The Usher Family


 When Taytum was five months old our son died in a drowning accident. It’s hard to describe this time, our lives came to a complete standstill. He was our beautiful boy, our everything, one of our two reasons for living.

About a month later, a family member booked us an appointment with a paediatrician insisting Taytum should see one. We were aware she was behind in the milestones, but we were in denial that something was wrong. The doctor told us that she couldn’t see. It sounds ridiculous to say we hadn’t known this, Taytum has less than 5% vision, but we had no idea. Her eyes appeared normal to us.

An ophthalmologist told us that her optic nerves were very small and underdeveloped. And so our journey along the road of her diagnosis began.


It was a devastating time in our lives, to lose our son and become aware our daughter was blind. Yet it was also the time that God revealed Himself to us, and our brokenness and grief was met with His glory in the face of Jesus Christ.

Taytum’s condition was undiagnosed for four years. At first, I expected her to develop in line with the milestones of a blind child (everything delayed by about six months), but as time went by it became obvious that she was not meeting these, and she had abnormally severe developmental delays. The doctors couldn’t explain both the blindness and the developmental delays, and we honestly got over needing a diagnosis before they had finished all the tests they could do.

It was at times frustrating because of all the time in hospital and doctor’s rooms she had to go through, but it was during this time of uncertainty about her that God rooted Himself in our lives and taught us to trust Him, the one true certainty there can ever be. For many years, the death of our son was very raw in our hearts and the tumult of different emotions made everyday difficult to get through, but increasingly we were learning what a gift Taytum was to us.  

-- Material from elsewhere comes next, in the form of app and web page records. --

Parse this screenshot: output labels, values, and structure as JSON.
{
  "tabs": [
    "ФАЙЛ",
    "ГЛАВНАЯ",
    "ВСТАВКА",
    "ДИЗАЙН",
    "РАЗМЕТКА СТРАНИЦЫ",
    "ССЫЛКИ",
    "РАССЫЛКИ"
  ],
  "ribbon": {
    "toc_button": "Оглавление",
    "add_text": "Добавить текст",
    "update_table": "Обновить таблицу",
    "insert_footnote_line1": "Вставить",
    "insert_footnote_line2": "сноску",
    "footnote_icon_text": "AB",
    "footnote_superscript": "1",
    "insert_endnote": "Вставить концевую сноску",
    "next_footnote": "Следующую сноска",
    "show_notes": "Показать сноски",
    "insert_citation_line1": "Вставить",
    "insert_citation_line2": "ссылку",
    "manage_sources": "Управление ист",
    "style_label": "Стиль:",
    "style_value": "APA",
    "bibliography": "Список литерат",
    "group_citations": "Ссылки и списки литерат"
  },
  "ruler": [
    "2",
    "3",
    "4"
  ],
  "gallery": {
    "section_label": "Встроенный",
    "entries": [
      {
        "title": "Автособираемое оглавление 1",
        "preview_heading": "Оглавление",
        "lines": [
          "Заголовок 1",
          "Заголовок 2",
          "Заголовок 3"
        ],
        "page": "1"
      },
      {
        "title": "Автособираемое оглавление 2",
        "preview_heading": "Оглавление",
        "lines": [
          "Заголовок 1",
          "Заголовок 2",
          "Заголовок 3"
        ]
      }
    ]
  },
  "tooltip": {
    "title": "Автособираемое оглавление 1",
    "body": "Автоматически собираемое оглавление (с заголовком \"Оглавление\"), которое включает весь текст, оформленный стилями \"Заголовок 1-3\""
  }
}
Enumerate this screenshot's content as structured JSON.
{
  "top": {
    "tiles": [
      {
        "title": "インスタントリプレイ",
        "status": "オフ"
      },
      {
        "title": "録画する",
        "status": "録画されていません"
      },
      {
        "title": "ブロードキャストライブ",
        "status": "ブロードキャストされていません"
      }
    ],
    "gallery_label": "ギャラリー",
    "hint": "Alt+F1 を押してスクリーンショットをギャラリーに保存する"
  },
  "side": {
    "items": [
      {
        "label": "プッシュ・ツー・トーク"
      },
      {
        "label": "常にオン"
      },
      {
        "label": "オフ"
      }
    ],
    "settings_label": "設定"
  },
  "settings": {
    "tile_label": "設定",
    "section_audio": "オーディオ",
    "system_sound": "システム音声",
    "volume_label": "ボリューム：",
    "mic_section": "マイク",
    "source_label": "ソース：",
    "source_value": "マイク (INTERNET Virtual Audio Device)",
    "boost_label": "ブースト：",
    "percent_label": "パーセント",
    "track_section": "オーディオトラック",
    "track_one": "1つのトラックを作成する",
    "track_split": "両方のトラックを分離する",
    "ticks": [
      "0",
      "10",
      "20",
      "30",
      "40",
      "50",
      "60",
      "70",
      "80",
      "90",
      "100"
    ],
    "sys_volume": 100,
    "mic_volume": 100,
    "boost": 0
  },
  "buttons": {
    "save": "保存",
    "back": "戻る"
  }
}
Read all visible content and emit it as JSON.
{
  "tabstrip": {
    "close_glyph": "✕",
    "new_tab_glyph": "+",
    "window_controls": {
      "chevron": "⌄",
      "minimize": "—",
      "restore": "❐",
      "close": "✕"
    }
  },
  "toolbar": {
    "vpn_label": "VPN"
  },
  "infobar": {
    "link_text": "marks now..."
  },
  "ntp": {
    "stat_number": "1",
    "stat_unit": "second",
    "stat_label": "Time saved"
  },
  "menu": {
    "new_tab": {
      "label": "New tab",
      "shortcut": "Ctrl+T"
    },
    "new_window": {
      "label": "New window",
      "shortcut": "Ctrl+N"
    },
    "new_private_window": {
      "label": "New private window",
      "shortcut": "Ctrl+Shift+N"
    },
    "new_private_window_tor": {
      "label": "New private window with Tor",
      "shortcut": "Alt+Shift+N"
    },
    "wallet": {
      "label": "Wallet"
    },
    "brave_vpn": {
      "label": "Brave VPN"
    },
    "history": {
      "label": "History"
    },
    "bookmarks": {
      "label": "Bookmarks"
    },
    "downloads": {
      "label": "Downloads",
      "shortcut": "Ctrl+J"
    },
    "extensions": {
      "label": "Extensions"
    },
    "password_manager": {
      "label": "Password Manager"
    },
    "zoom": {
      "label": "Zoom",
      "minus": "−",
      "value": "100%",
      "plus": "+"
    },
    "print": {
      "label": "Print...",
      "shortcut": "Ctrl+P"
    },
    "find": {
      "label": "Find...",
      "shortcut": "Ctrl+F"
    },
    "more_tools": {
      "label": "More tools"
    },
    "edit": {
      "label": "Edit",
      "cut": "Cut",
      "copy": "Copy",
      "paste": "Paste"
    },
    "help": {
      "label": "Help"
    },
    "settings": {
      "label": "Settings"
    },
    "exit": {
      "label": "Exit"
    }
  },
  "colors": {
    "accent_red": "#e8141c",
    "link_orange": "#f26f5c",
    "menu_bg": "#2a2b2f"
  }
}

Her body may function differently, but she has the most beautiful spirit, full of peace and joy. She can’t see, or walk, or talk, but she is almost always smiling or giggling, or in full on fits of laughter and she has taught us to look at life like she does, looking for a smile in every moment. In a time when our world stood still and everything and everyone rushed past, she took us out of the world along a different path, she broadened our perspective as God broke it open in the reality of eternity. To let a special needs child take you out of the world, away from keeping up and fitting in, is precious.

Taytum was four when doctors found a cyst, a fluid filled growth, in her brain which is what they now say puts pressure on her visual processing centre and causes her developmental delays. We have never had a medical aid, so Taytum gets seen in the government hospitals. For her therapy we worked out a home programme based on monthly visits to physios and occupational therapists alternating between the government and private sectors. God always surrounded us with the people and resources we needed in every different place we lived, and He continues to do so.

We moved to the Ballito area in May 2019 with no real plan or purpose what we were going to do here.

By that time Taytum was five and God had blessed us with two more daughters, Eire and Izzy. As they grew into toddlers, I was struggling more and more to give Taytum the therapy time she needed at home, and the pressure on us as parents began to get overwhelming.

I was pretty much googling for help when I came across the website for Bloom. We were amazed there was a school down the road that would consider taking Taytum. Even during her trial week, I was wondering if she would, in a way, be accepted. I had greatly underestimated the huge heart of Bloom and that it is open and welcoming to all children of any ability. Taytum started in July 2019 and Eire, our three-year-old, joined Kingdom Kids at the same time. Bloom were so accommodating, and the staff went on special training for the early education of blind children and went out of their way to make the best programme for Taytum’s school day.


Straight away, having the school routine made a difference. Taytum’s mood regulated to her content self where she had begun to have mood swings. Her sleep pattern improved, and she was much more alert in the day and sleeping through the night. Over the past nine months she has kept making steady improvements in her vocalisation, consistently making choices, and in her tactile sensitivity, meaning she eats a wider variety of foods and explores her surroundings with her hands.

But the best thing about having children at Bloom is how loved they are there, the school bursts at the seams with love. And love is what Taytum needs more than anything.


A friend once said to me, when she got live-in help for her disabled son; “I was tired of being a therapist, I just wanted to be a mom”. I didn’t understand her at the time, I thought I could do both, but now I do. Bloom has lifted the pressure of coordinating Taytum’s therapy off our shoulders, and now we can just be mom and dad, and concentrate on giving her all the love we can when she’s at home. Her team of teachers, therapists and her facilitator look out for her absolute best and she loves school, she has friends who hug her and are excited to see her and she does so many different activities.

Eire has great fun at Kingdom Kids and knowing she is getting a faith-based education at a school full of love for Jesus is a huge support to us as parents helping our children to build a foundation in Christ. We would like to thank the staff at Bloom for all they have done and continue to do.

I think sometime every day I say to God; “I don’t know what to do, but my eyes are upon You” (2 Chronicles 20:12). There are so many unknowns as a parent of a special needs child, so many emotions that can get overwhelming, hard decisions and hard demands to deal with. This scripture helps me to seek God first, and He has always made a way. I pray it might help you too.